Work to complete — All entries below must be retyped exactly, though pictures are to be skipped.

Given records —
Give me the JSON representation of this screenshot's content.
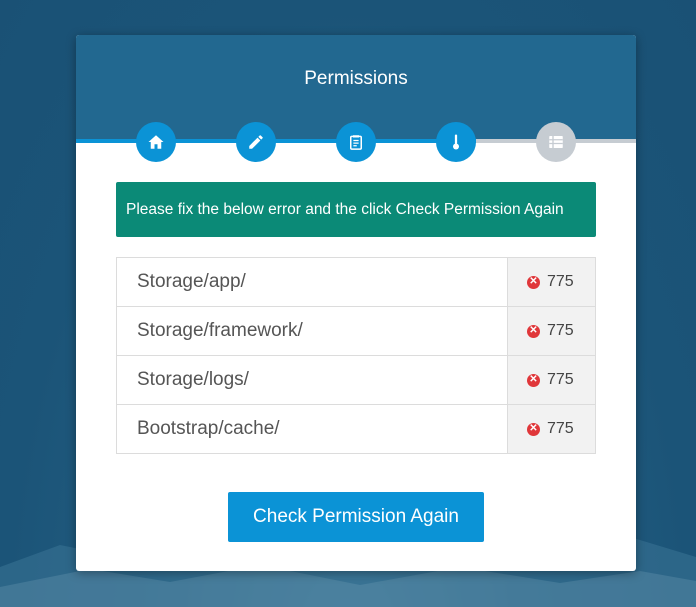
{
  "colors": {
    "header_bg": "#226890",
    "accent_blue": "#0b93d6",
    "alert_green": "#0b8a77",
    "error_red": "#e0373a",
    "inactive_step": "#c6ccd2"
  },
  "card": {
    "title": "Permissions"
  },
  "steps": [
    {
      "icon": "home-icon",
      "state": "done"
    },
    {
      "icon": "pencil-icon",
      "state": "done"
    },
    {
      "icon": "clipboard-icon",
      "state": "done"
    },
    {
      "icon": "thermometer-icon",
      "state": "done"
    },
    {
      "icon": "list-icon",
      "state": "todo"
    }
  ],
  "alert": {
    "message": "Please fix the below error and the click Check Permission Again"
  },
  "permissions": [
    {
      "path": "Storage/app/",
      "status_icon": "error-icon",
      "value": "775"
    },
    {
      "path": "Storage/framework/",
      "status_icon": "error-icon",
      "value": "775"
    },
    {
      "path": "Storage/logs/",
      "status_icon": "error-icon",
      "value": "775"
    },
    {
      "path": "Bootstrap/cache/",
      "status_icon": "error-icon",
      "value": "775"
    }
  ],
  "actions": {
    "check_label": "Check Permission Again"
  }
}
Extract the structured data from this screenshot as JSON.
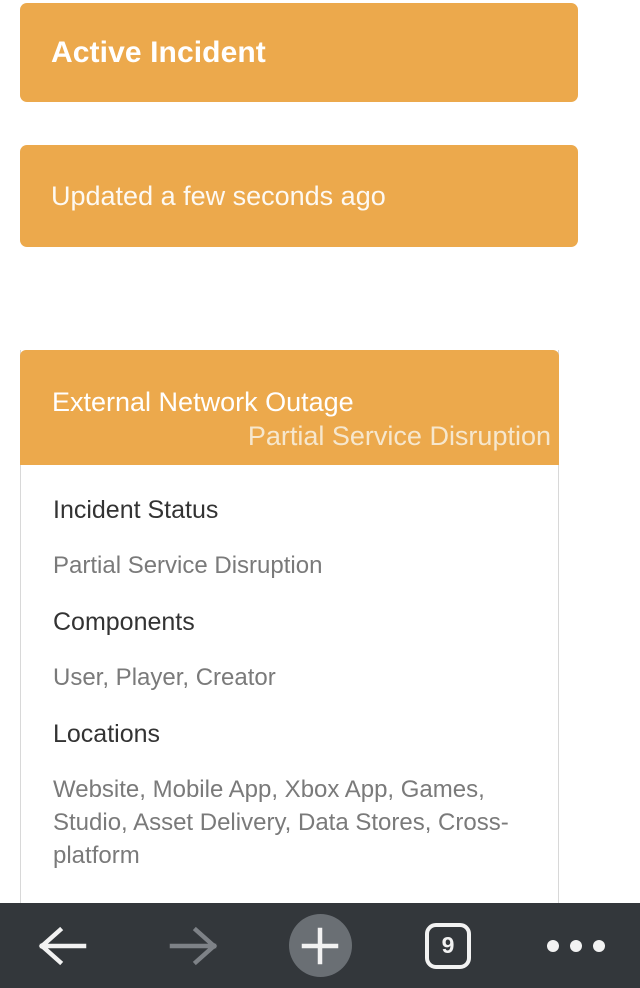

Task output —
Give me the JSON representation of this screenshot's content.
{
  "colors": {
    "header_bg": "#226890",
    "accent_blue": "#0b93d6",
    "alert_green": "#0b8a77",
    "error_red": "#e0373a",
    "inactive_step": "#c6ccd2"
  },
  "card": {
    "title": "Permissions"
  },
  "steps": [
    {
      "icon": "home-icon",
      "state": "done"
    },
    {
      "icon": "pencil-icon",
      "state": "done"
    },
    {
      "icon": "clipboard-icon",
      "state": "done"
    },
    {
      "icon": "thermometer-icon",
      "state": "done"
    },
    {
      "icon": "list-icon",
      "state": "todo"
    }
  ],
  "alert": {
    "message": "Please fix the below error and the click Check Permission Again"
  },
  "permissions": [
    {
      "path": "Storage/app/",
      "status_icon": "error-icon",
      "value": "775"
    },
    {
      "path": "Storage/framework/",
      "status_icon": "error-icon",
      "value": "775"
    },
    {
      "path": "Storage/logs/",
      "status_icon": "error-icon",
      "value": "775"
    },
    {
      "path": "Bootstrap/cache/",
      "status_icon": "error-icon",
      "value": "775"
    }
  ],
  "actions": {
    "check_label": "Check Permission Again"
  }
}
Extract the structured data from this screenshot as JSON.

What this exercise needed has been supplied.